Stored items from a collection

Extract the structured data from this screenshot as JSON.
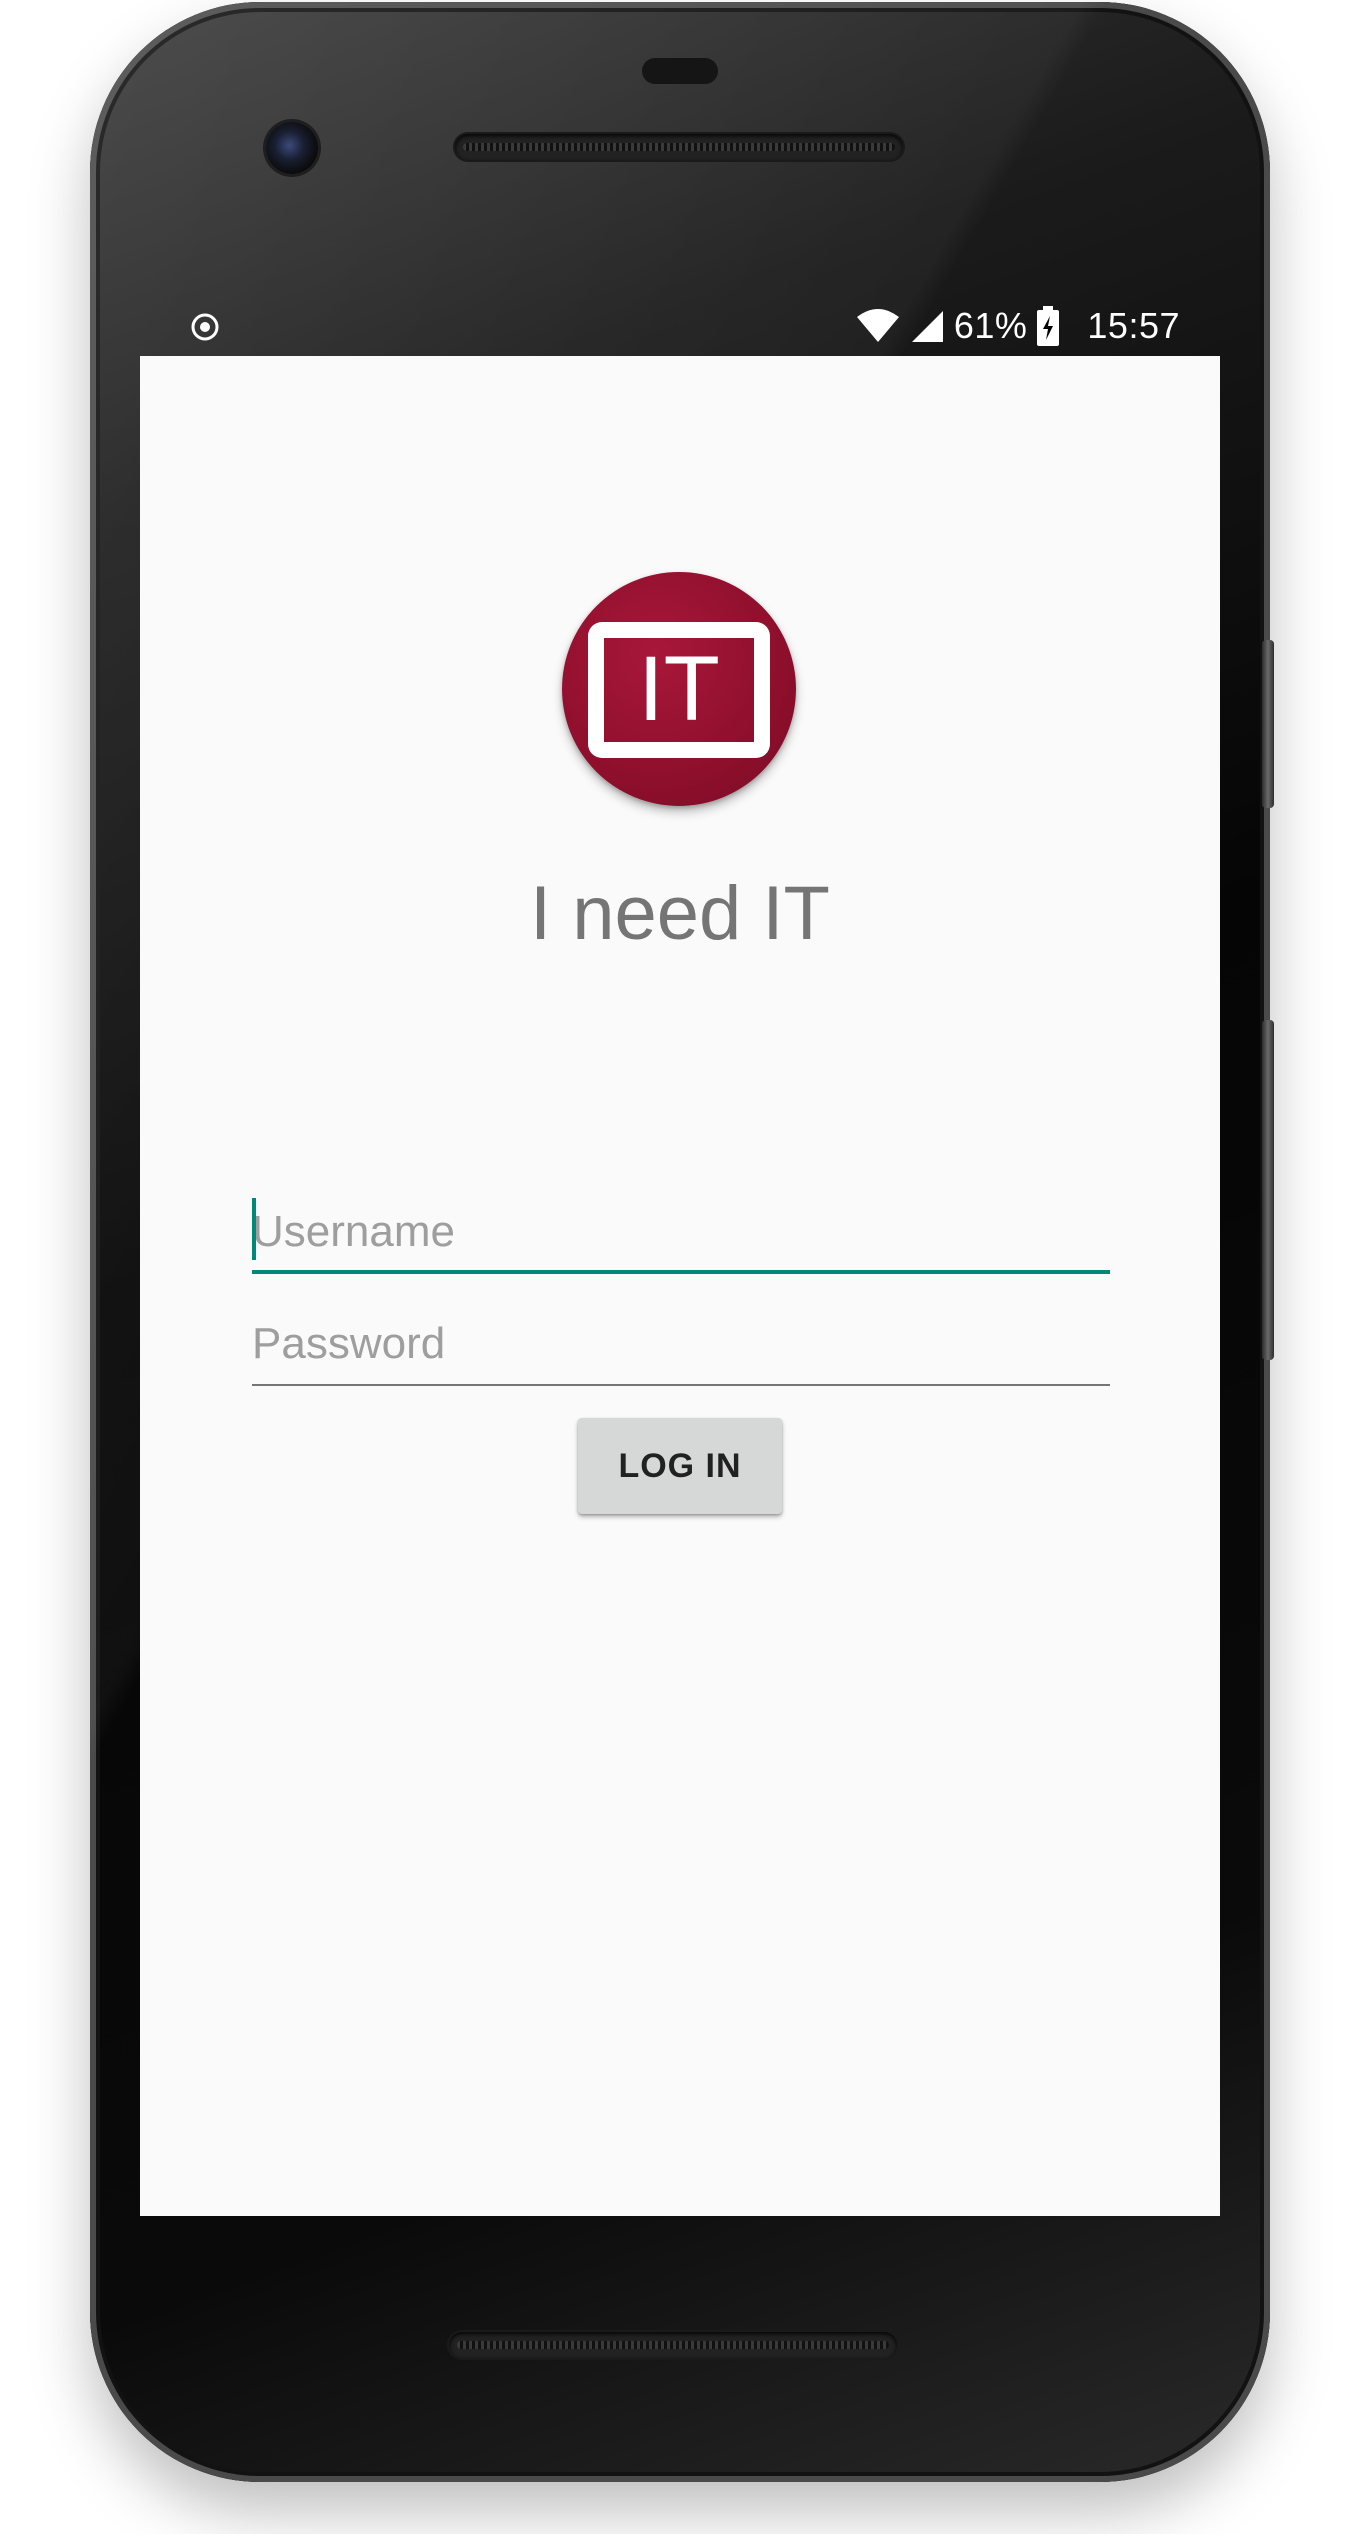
{
  "status_bar": {
    "battery": "61%",
    "time": "15:57"
  },
  "app": {
    "logo_text": "IT",
    "title": "I need IT",
    "brand_color": "#8e0f2c",
    "accent_color": "#00897b"
  },
  "login_form": {
    "username_placeholder": "Username",
    "username_value": "",
    "password_placeholder": "Password",
    "password_value": "",
    "login_button_label": "LOG IN"
  },
  "icons": {
    "status_left": "sync-record-icon",
    "wifi": "wifi-icon",
    "signal": "cell-signal-icon",
    "battery": "battery-charging-icon"
  }
}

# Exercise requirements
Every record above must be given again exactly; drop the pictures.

# Written solution
Extract the structured data from this screenshot as JSON.
{
  "status_bar": {
    "battery": "61%",
    "time": "15:57"
  },
  "app": {
    "logo_text": "IT",
    "title": "I need IT",
    "brand_color": "#8e0f2c",
    "accent_color": "#00897b"
  },
  "login_form": {
    "username_placeholder": "Username",
    "username_value": "",
    "password_placeholder": "Password",
    "password_value": "",
    "login_button_label": "LOG IN"
  },
  "icons": {
    "status_left": "sync-record-icon",
    "wifi": "wifi-icon",
    "signal": "cell-signal-icon",
    "battery": "battery-charging-icon"
  }
}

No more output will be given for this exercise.